• [Exercise goal]: Would you print all of the records below exactly, without skipping any?

• [Recorded information]:

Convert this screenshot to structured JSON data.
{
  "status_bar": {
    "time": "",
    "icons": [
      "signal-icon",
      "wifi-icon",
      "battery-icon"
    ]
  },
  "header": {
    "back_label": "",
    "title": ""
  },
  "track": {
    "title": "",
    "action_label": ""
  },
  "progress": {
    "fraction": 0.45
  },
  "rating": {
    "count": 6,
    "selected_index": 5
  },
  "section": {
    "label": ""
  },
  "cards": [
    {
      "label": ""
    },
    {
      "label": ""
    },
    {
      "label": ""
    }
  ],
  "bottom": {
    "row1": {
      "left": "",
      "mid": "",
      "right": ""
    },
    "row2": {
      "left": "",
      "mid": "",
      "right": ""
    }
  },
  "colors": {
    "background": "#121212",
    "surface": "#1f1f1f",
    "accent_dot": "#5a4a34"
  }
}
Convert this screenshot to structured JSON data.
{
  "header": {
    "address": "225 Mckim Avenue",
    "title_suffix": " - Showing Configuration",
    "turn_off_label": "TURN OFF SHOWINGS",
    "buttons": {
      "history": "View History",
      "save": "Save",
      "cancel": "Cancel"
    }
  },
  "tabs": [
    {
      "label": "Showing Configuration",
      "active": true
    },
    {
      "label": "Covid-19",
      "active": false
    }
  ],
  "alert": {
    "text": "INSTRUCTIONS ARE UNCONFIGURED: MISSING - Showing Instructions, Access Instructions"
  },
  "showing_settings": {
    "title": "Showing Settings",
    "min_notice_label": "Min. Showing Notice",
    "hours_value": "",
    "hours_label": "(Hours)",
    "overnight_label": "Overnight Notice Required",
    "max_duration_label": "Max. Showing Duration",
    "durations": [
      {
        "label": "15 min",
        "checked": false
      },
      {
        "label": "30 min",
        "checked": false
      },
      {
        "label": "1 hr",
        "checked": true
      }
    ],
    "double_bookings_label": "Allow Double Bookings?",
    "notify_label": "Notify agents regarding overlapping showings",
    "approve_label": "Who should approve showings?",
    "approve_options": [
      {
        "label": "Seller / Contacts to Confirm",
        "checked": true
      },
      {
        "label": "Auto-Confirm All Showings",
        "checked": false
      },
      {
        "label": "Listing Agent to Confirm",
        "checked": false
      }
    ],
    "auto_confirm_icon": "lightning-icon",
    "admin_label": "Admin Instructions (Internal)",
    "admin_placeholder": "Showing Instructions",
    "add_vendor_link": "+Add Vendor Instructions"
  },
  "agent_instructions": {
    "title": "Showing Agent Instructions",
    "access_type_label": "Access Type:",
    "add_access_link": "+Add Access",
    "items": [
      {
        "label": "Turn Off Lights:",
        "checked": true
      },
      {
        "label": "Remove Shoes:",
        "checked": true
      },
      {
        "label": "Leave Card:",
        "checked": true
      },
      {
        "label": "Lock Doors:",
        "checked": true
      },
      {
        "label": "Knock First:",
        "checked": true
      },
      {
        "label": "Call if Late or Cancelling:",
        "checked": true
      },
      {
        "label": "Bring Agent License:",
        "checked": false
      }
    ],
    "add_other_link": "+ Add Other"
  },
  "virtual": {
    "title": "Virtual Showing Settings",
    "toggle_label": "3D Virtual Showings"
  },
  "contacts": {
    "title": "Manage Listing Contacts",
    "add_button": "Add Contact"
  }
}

• [Response]:
Convert this screenshot to structured JSON data.
{
  "status_bar": {
    "time": "",
    "icons": [
      "signal-icon",
      "wifi-icon",
      "battery-icon"
    ]
  },
  "header": {
    "back_label": "",
    "title": ""
  },
  "track": {
    "title": "",
    "action_label": ""
  },
  "progress": {
    "fraction": 0.45
  },
  "rating": {
    "count": 6,
    "selected_index": 5
  },
  "section": {
    "label": ""
  },
  "cards": [
    {
      "label": ""
    },
    {
      "label": ""
    },
    {
      "label": ""
    }
  ],
  "bottom": {
    "row1": {
      "left": "",
      "mid": "",
      "right": ""
    },
    "row2": {
      "left": "",
      "mid": "",
      "right": ""
    }
  },
  "colors": {
    "background": "#121212",
    "surface": "#1f1f1f",
    "accent_dot": "#5a4a34"
  }
}
Convert this screenshot to structured JSON data.
{
  "header": {
    "address": "225 Mckim Avenue",
    "title_suffix": " - Showing Configuration",
    "turn_off_label": "TURN OFF SHOWINGS",
    "buttons": {
      "history": "View History",
      "save": "Save",
      "cancel": "Cancel"
    }
  },
  "tabs": [
    {
      "label": "Showing Configuration",
      "active": true
    },
    {
      "label": "Covid-19",
      "active": false
    }
  ],
  "alert": {
    "text": "INSTRUCTIONS ARE UNCONFIGURED: MISSING - Showing Instructions, Access Instructions"
  },
  "showing_settings": {
    "title": "Showing Settings",
    "min_notice_label": "Min. Showing Notice",
    "hours_value": "",
    "hours_label": "(Hours)",
    "overnight_label": "Overnight Notice Required",
    "max_duration_label": "Max. Showing Duration",
    "durations": [
      {
        "label": "15 min",
        "checked": false
      },
      {
        "label": "30 min",
        "checked": false
      },
      {
        "label": "1 hr",
        "checked": true
      }
    ],
    "double_bookings_label": "Allow Double Bookings?",
    "notify_label": "Notify agents regarding overlapping showings",
    "approve_label": "Who should approve showings?",
    "approve_options": [
      {
        "label": "Seller / Contacts to Confirm",
        "checked": true
      },
      {
        "label": "Auto-Confirm All Showings",
        "checked": false
      },
      {
        "label": "Listing Agent to Confirm",
        "checked": false
      }
    ],
    "auto_confirm_icon": "lightning-icon",
    "admin_label": "Admin Instructions (Internal)",
    "admin_placeholder": "Showing Instructions",
    "add_vendor_link": "+Add Vendor Instructions"
  },
  "agent_instructions": {
    "title": "Showing Agent Instructions",
    "access_type_label": "Access Type:",
    "add_access_link": "+Add Access",
    "items": [
      {
        "label": "Turn Off Lights:",
        "checked": true
      },
      {
        "label": "Remove Shoes:",
        "checked": true
      },
      {
        "label": "Leave Card:",
        "checked": true
      },
      {
        "label": "Lock Doors:",
        "checked": true
      },
      {
        "label": "Knock First:",
        "checked": true
      },
      {
        "label": "Call if Late or Cancelling:",
        "checked": true
      },
      {
        "label": "Bring Agent License:",
        "checked": false
      }
    ],
    "add_other_link": "+ Add Other"
  },
  "virtual": {
    "title": "Virtual Showing Settings",
    "toggle_label": "3D Virtual Showings"
  },
  "contacts": {
    "title": "Manage Listing Contacts",
    "add_button": "Add Contact"
  }
}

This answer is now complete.